But even as Boeing emerged from Max’s crisis, it faced another: the coronavirus pandemic crippled aviation, crippling airlines around the world and forcing many to rethink, or at least delay, plans to purchase new aircraft. Boeing has also slowed production and halted deliveries of its 787 Dreamliner amid quality issues.
The FAA and Boeing declined to comment.
MCAS, the flight control software involved in crashes, was designed to counter the Max’s tendency to rear up in certain situations. It would only work at certain fast speeds, Boeing and Mr. Forkner told the FAA in June 2015, according to the indictment.
At the time, Mr. Forkner was Boeing’s chief technical pilot, a senior position responsible for the company’s interaction with the FAA group that determined what kind of training pilots would need before flying the Max.
During a simulated test flight in November 2016, Forkner found that the software could be triggered at slower speeds, including those commonly encountered during take-off and landing. Shortly after, he shared his discovery with a colleague, saying in an instant message “I basically lied to regulators (without knowing it),” according to the filing.
Mr Forkner did not share the finding with the agency and repeatedly recommended that it be removed from an upcoming FAA report on the Max because it was “well outside the normal operational envelope” , according to the indictment. Based on this information, the agency removed the mention of software in the report and MCAS was subsequently excluded from manuals and training materials.
The software was found to work moments before the crashes in Indonesia and Ethiopia.
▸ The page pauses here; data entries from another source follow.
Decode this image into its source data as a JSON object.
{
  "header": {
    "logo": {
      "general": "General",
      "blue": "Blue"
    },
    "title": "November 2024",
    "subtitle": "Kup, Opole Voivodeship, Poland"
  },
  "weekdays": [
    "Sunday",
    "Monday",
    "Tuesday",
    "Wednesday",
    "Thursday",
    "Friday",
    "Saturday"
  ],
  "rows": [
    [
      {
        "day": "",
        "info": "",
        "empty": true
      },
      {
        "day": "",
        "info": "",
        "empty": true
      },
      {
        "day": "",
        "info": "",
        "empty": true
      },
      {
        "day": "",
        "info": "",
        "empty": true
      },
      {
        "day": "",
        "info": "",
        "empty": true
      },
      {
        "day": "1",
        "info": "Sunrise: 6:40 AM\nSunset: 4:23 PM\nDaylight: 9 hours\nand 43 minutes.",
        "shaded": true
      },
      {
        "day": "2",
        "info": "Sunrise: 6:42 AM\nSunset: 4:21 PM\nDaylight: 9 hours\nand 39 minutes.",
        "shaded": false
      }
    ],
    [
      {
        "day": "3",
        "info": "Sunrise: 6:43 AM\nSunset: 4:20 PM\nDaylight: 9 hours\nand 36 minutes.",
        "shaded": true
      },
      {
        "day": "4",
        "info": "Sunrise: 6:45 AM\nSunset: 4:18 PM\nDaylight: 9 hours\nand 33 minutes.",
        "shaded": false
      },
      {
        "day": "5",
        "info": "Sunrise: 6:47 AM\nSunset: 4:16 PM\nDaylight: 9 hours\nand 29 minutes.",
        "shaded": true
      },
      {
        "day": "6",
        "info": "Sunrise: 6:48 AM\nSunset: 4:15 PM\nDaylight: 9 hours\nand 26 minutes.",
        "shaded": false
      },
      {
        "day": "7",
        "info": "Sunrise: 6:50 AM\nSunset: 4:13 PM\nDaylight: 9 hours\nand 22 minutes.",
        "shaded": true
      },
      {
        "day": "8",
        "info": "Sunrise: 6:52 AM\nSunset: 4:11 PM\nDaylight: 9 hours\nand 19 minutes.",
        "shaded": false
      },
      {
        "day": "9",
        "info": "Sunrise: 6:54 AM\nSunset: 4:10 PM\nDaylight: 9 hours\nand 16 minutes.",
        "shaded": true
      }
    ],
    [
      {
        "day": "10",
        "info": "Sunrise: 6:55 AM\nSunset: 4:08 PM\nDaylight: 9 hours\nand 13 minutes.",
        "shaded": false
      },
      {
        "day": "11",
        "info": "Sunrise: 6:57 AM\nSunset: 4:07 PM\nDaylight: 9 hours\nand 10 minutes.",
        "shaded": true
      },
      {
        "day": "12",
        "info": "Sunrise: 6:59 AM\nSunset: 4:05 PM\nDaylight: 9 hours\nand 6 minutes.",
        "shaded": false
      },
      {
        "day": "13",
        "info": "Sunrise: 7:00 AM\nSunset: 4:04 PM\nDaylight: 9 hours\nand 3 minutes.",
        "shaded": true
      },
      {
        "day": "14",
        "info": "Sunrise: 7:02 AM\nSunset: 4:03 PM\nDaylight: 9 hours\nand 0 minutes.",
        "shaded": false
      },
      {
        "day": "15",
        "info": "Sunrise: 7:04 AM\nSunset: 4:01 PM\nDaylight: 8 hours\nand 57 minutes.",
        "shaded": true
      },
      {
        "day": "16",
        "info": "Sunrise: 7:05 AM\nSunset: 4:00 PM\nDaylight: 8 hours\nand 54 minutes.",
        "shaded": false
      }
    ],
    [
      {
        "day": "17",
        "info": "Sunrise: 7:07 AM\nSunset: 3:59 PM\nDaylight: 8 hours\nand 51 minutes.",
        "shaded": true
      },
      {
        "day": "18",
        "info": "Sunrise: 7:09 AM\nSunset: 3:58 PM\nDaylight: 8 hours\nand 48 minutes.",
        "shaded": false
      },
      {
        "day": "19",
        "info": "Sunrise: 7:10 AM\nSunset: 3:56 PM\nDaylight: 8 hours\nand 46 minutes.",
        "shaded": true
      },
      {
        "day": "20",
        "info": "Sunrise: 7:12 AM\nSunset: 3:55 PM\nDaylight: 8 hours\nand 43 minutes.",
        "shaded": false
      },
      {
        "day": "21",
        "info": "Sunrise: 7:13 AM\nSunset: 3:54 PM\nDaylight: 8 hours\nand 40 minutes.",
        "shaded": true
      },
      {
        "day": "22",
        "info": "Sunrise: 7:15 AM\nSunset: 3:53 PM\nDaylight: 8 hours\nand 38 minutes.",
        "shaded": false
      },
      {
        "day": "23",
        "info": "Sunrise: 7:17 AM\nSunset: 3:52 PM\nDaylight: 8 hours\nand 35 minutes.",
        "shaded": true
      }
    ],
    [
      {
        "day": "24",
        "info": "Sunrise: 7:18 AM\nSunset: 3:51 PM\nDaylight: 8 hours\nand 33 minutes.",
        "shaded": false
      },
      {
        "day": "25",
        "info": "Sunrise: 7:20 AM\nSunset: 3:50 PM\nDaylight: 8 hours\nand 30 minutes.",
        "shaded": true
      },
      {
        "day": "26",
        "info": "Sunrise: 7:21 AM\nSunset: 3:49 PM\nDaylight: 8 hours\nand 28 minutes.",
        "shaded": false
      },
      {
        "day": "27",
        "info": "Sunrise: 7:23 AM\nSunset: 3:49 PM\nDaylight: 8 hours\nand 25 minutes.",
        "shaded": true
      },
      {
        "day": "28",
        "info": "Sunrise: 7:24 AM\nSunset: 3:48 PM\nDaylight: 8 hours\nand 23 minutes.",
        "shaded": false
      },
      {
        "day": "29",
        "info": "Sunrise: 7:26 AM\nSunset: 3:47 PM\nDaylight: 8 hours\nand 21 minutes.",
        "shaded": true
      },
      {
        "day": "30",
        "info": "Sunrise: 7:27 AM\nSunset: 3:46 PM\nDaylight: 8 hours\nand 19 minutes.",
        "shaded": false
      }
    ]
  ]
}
Before allowing the Max to fly again, the FAA instructed Boeing to update the MCAS to prevent erroneous activation and to update the display software to alert pilots to any conflicting data relating to the angle of the aircraft and the sensors, among other changes.